By Sarah Naron
GRAPELAND – For adults living with autism, many of the day-to-day activities which mentally healthy adults take for granted pose great challenges.
“Basically, I would say their inability to communicate or to make their needs or wishes know,” said Nikki Steinsbo, Executive Director of Best Friends Community Services when asked to identify prominent challenges faced by autistic adults. “That’s usually what brings the behaviors and different challenges that they have.
“Just imagine if you couldn’t say, ‘I’d like to speak to you,’ and you had to bang or hit or get my attention in some kind of way,” Steinsbo said. “So, I think that’s one of the biggest challenges, is the inability to communicate their needs.”
Located in downtown Grapeland, Best Friends Community Services strives to help autistic adults and their loved ones lead easier, more fulfilling lives.
“One of the main services that we’re most proud of is our behavioral support,” said Steinsbo.

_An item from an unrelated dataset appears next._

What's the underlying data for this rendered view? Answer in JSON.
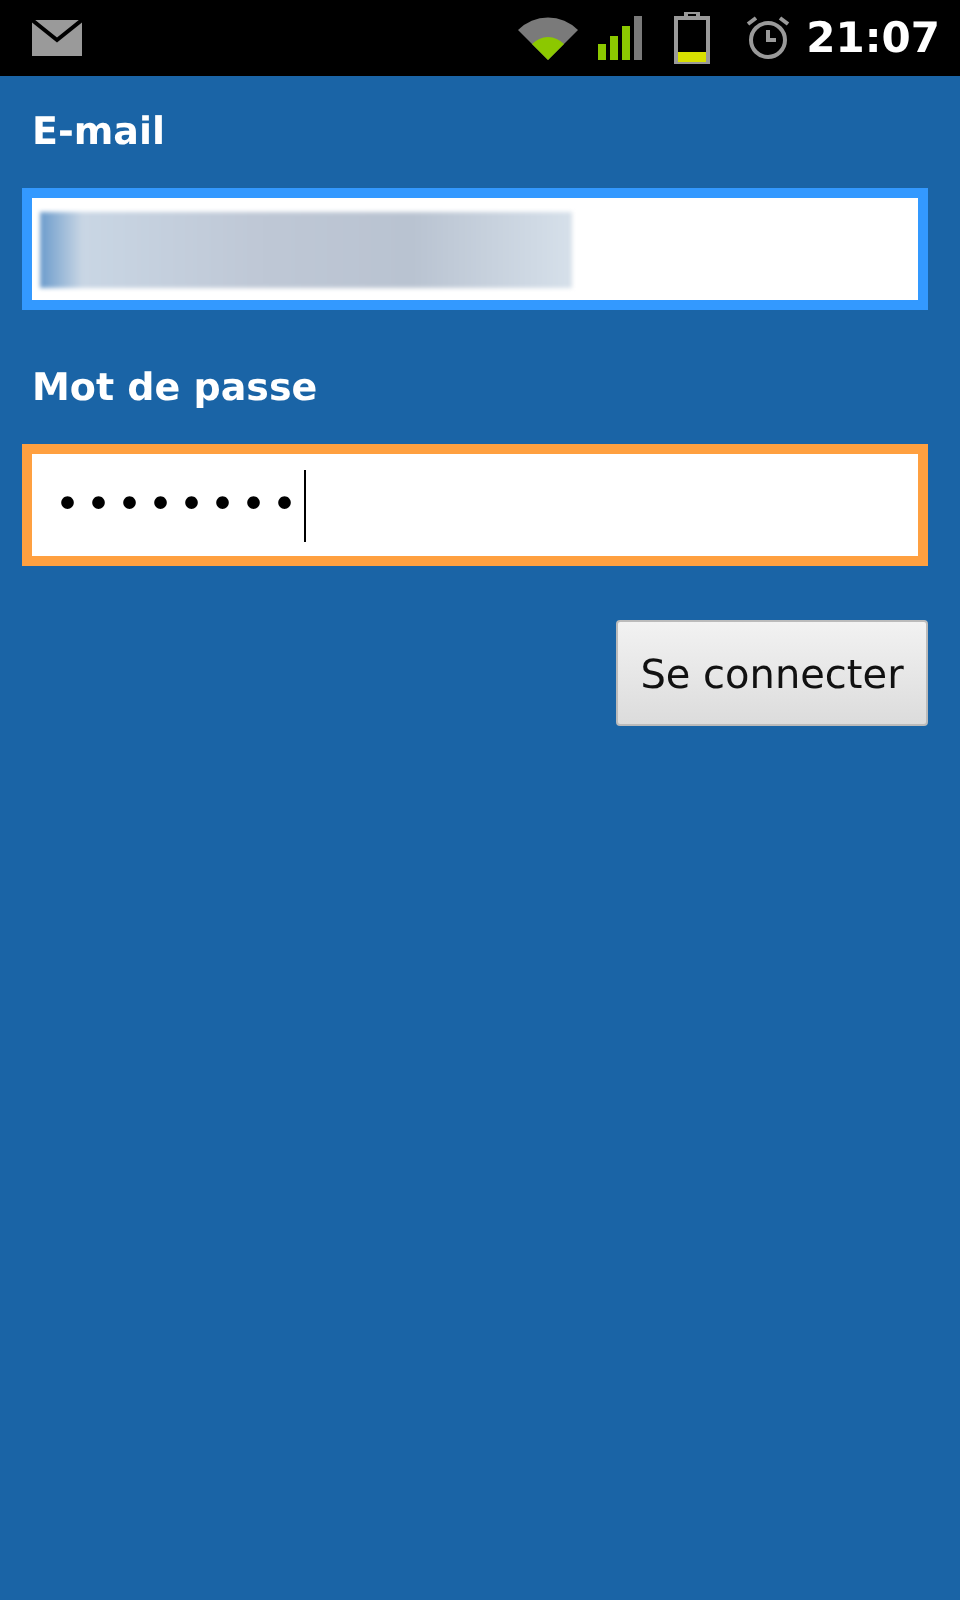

As Steinsbo explained, many individuals living with autism face an inability to communicate effectively, leading to behavioral issues.
“We offer behavioral support by a licensed psychologist, who evaluates and treats and builds a behavioral support plan based on that actual individual’s inability and ability,” explained Steinsbo. “We’ve seen some great success with that.”
As a result of the formulation of a behavioral support plan, autistic patients are able to more efficiently communicate and help their loved ones better understand their wants and needs.
“It decreases the level of anxiety for the individual,” Steinsbo said.
Best Friends also connects patients and their families with organizations which are able to assist in paying for such services.
“It’s an expensive service,” Steinsbo pointed out. “We link people to the local authority, and from there, they’re able to get access to services that they need to better serve their loved ones.”
Best Friends also refers patients in need of a formal diagnosis to the local authority.
“Because of the great expense involved with the testing, if someone comes in and feels that they have somebody of interest that needs to be tested, we refer them out,” explained Steinsbo.
A doctor’s order or formal diagnosis, Steinsbo said, is not a requirement for visiting Best Friends.
“Of course, we don’t take the place of the school district – if they’re in school, they should use that channel first for being diagnosed,” she said. “But if someone comes in, then we make contact for them to the local authority and set up appointments so that they can be screened.”
As Steinsbo pointed out, many adults with disorders along the autism spectrum live out a large part of their lives without ever receiving a diagnosis.
“You’d be surprised how many functioning adults may have Asperger’s or another form of autism that was never diagnosed, but it has impeded their ability to progress in life and to succeed at things they wanted to do because they were improperly diagnosed or never diagnosed,” Steinsbo said.
“Diagnosis, in my mind, leads to treatment,” she continued. “Because I’m a nurse, I think, ‘Well, we’ve got a diagnosis, now, what can we do about it?’ So, that’s kind of one of the things, is to recognize.”
According to Steinsbo, loved ones of individuals exhibiting autism symptoms should avoid denying “that something is different” and offer support and assist their loved one in getting tested.
According to Steinsbo, developmental delays are among the earliest signs of autism and similar disorders.
“To me, a standout is some of the social disorders,” Steinsbo continued. “And that’s displayed by many adults. They have the inability to socialize with their peers appropriately, or they may shy away from socialization because of the autism.”
For more information, call 936-687-1003.
Best Friends Community Services is located at 128 S. Main St. in Grapeland.
Sarah Naron may be reached via email at firstname.lastname@example.org.